Discord and harmony
There are 1,551 words about Robbie Robertson's song, The Weight in the Wikipedia entry. Robertson has a fan site that details the beginnings of The Band, origin of this classic.
Beyond having loved this song for years, hearing it performed by this group causes me to think more of the word harmony, and, by association, discord. The following fact will reveal me as the para-amnesiac I am. I forget to listen to music.
There is a history behind this which is complicated and of very little interest. Though I do sing when my tasks don't require all of my attention, I've grown away from a habit of intentionally brightening my life with music. I am working on doing that differently.
A friend's mention of Gillian Welsh led me to YouTube just before sleep last night, and I found the blended voices created a sense that was soothing, stilling, like a laying-on-of-hands. So much of what simply comes at us without our consent results in an effect so contradictory it seems almost too simple that, under the right conditions, with proper input, we can feel some of our overload drain away.
Doing Christmas, for that is how it feels, in a fashion that comes close to matching what is in my heart and not that toadstool-sprouting part of my mind, is a process of ignoring, avoiding and dismissing all that gives me the December whim-whams. It is a process of pruning, selecting, identifying and savoring, not getting caught up in what could set my hair on fire or reduce me to tears. The fact that the NBA lockout is over and Christmas day will include BASKETBALL is no small joy.
That this is no longer the 1950s, that I don't have, really, such things as Christmas wishes that involve gifts, that many pieces of the coming few weeks are very different than they once were do not grieve me any more. I have almost come to tolerate my indecision and pokiness about the gifts I make which are often delivered late. Christmas waits on the other side of a narrow plank that I cross with great care; care enhanced by harmony, by willfully remembering about music (not Christmas music), by taking suggestions from trusted friends as to what are reliable sources of peace, lowerers of blood pressure, raisers of spirits.

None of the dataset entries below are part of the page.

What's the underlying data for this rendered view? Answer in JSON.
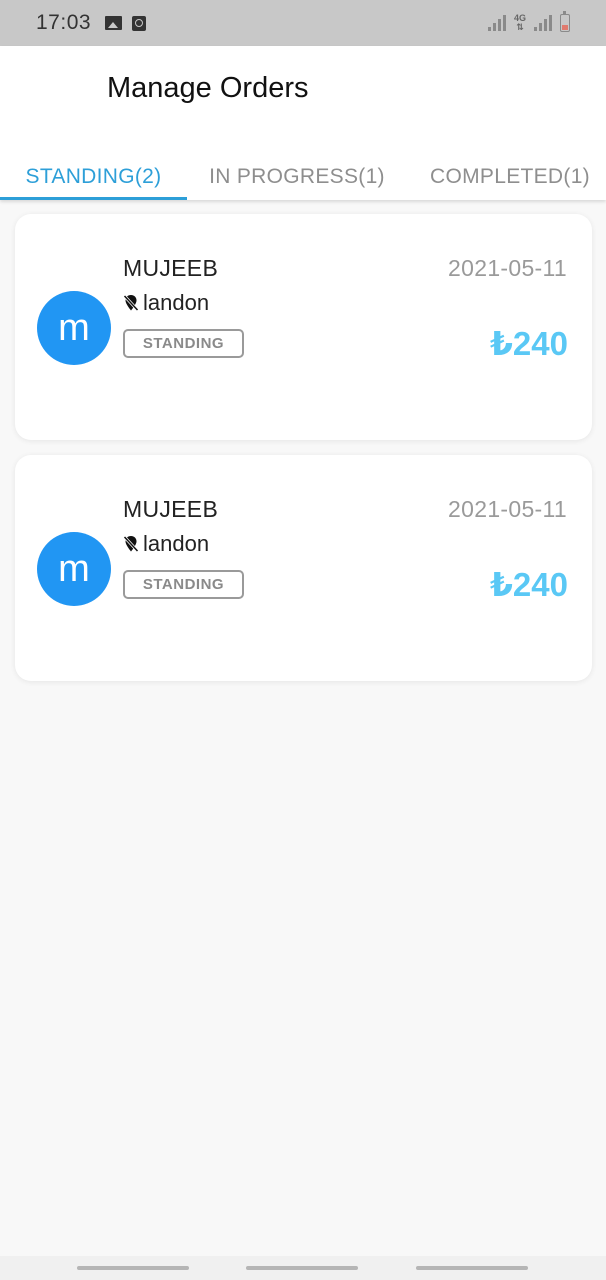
{
  "status_bar": {
    "time": "17:03",
    "icons": [
      "image-icon",
      "clock-icon",
      "signal-icon",
      "4g-icon",
      "signal-icon",
      "battery-icon"
    ],
    "network": "4G"
  },
  "header": {
    "title": "Manage Orders"
  },
  "tabs": [
    {
      "label": "STANDING(2)",
      "active": true
    },
    {
      "label": "IN PROGRESS(1)",
      "active": false
    },
    {
      "label": "COMPLETED(1)",
      "active": false
    }
  ],
  "orders": [
    {
      "avatar_letter": "m",
      "customer": "MUJEEB",
      "date": "2021-05-11",
      "location": "landon",
      "status": "STANDING",
      "amount": "₺240"
    },
    {
      "avatar_letter": "m",
      "customer": "MUJEEB",
      "date": "2021-05-11",
      "location": "landon",
      "status": "STANDING",
      "amount": "₺240"
    }
  ],
  "colors": {
    "accent": "#2d9fd8",
    "avatar": "#2196f3",
    "amount": "#5ac8f5",
    "status_bar": "#c8c8c8"
  }
}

Discord can be measured by how far we tilt away from what is nourishing and mistake the mediocre - or worse - for a prevailing norm. We are intended, I absolutely believe, to be as unjangled as possible in each moment. The firm, gentle banishment of frenzy is to be sought not only in the midst of other people's aggressive jitterbug competitions, but daily, year 'round. It is a word upon which to ponder: harmony. Like any old friend, we will know it at once, no matter how long we've been apart.